Ask Mr. Pedometer and Friends…
April 3, 2019
Q: Mr. Pedometer, you have encouraged us to stay well, but shouldn’t we also be building healthy communities where we live as well?
A: Good question! The first week in April happens to be National Public Health Week, with different topics each day. Their first topic is “Healthy Communities,” and here’s what the American Public Health Association had to say:
“Happy National Public Health Week!
Each day of National Public Health Week zeros in on a different public health topic, and today’s is “Healthy Communities.” It’s the perfect opportunity to kick off conversations around this year’s National Public Health Week’s theme of “Creating the Healthiest Nation: For science. For action. For health.”
“By now, the research is crystal clear: People’s health, longevity and well-being are connected to their communities — the places we live, learn, work, worship, and play. Whether it’s healthy housing, clean drinking water, or safe places for kids to play, many opportunities to improve health happen far outside the doctor’s office. In fact, some of the greatest opportunities to create the healthiest nation start with smart policies that prioritize people’s health.
“On this first day of NPHW [or later in the week], call on decision-makers to consider health in all policies, and ask your members of Congress to prioritize public health funding. Help us raise awareness of the critical role of public health systems in keeping us safe from preventable disease and injury.

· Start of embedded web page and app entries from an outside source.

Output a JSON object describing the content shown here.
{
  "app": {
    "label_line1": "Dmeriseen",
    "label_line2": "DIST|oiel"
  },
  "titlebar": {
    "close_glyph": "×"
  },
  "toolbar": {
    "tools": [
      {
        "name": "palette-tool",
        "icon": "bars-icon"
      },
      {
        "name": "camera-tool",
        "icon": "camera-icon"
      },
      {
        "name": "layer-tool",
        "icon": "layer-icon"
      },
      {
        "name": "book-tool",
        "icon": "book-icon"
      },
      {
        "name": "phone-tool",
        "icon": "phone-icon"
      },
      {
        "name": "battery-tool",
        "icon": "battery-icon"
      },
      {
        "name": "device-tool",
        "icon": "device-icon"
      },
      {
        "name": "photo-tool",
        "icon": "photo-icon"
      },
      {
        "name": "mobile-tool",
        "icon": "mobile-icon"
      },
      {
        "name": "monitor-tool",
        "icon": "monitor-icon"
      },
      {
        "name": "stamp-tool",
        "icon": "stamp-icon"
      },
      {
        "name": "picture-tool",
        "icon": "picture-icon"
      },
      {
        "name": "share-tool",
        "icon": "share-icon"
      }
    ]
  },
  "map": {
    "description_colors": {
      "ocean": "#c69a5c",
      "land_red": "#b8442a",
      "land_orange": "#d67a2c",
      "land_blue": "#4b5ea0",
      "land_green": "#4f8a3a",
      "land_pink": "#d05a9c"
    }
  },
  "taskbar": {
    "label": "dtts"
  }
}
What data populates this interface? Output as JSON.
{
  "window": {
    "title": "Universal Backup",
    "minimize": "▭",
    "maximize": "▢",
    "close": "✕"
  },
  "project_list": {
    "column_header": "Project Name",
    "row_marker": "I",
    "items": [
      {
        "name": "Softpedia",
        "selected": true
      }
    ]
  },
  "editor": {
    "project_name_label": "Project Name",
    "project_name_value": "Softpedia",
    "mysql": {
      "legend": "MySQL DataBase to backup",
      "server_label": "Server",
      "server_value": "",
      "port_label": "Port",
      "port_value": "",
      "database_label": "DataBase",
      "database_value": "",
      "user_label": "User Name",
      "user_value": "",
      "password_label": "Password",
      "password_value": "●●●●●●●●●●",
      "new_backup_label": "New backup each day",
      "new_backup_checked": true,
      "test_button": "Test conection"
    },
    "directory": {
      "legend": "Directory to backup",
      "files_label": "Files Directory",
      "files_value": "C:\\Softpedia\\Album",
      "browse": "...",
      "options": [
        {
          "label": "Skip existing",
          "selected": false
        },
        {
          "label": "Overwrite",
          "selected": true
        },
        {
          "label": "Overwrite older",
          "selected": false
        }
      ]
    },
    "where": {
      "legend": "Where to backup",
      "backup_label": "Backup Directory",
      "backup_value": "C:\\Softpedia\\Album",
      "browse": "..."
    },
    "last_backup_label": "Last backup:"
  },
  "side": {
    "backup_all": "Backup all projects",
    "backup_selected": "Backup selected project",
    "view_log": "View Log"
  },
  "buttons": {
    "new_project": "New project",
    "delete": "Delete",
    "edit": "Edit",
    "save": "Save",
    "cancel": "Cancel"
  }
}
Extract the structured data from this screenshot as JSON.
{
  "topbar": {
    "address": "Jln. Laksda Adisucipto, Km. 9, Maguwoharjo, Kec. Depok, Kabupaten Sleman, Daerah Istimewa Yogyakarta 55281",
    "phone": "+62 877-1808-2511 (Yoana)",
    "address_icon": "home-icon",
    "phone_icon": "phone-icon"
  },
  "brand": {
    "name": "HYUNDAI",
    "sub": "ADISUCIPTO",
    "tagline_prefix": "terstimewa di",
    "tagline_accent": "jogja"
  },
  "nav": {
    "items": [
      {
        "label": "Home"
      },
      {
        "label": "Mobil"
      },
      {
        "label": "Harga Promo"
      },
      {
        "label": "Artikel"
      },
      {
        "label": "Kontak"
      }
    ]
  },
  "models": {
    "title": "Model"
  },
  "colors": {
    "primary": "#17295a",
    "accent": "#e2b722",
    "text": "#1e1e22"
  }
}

And don’t forget: We all have a role in creating healthier communities. Use this week to think about ways you can partner with family, friends and co-workers to make a positive difference. For more on today’s [April 1] NPHW theme and ways to take action, read our fact sheet and help spread the word on social media.”
We clicked on the link, and the following excerpt reminded us of how fortunate we are in where we live:
“Smart local policies that prioritize health can make a difference. For instance, research shows that well-maintained sidewalks can encourage physical activity and that safe biking networks lead to more cycling and fewer injuries among bicyclists. Rates of preventable deaths — such as deaths from heart disease, diabetes and cancer — typically go down in communities where local public health spending goes up. Other research finds that deaths from cardiovascular disease, diabetes and the flu decline significantly in communities that expand their networks in support of population health goals. “
In the Tri-Valley area, visionary city leaders have been building a healthy community by provided us with parks, trails, and safe sidewalks that encourage us to get outside and enjoy walking. Take advantages of these benefits, and encourage your friends and family members to do so also. Let’s support a healthy community!
If you would like to join a walking group and start enjoying your community or start your own; see the “Start Your Own Walking Group” section of the World Walk To Wellness Website.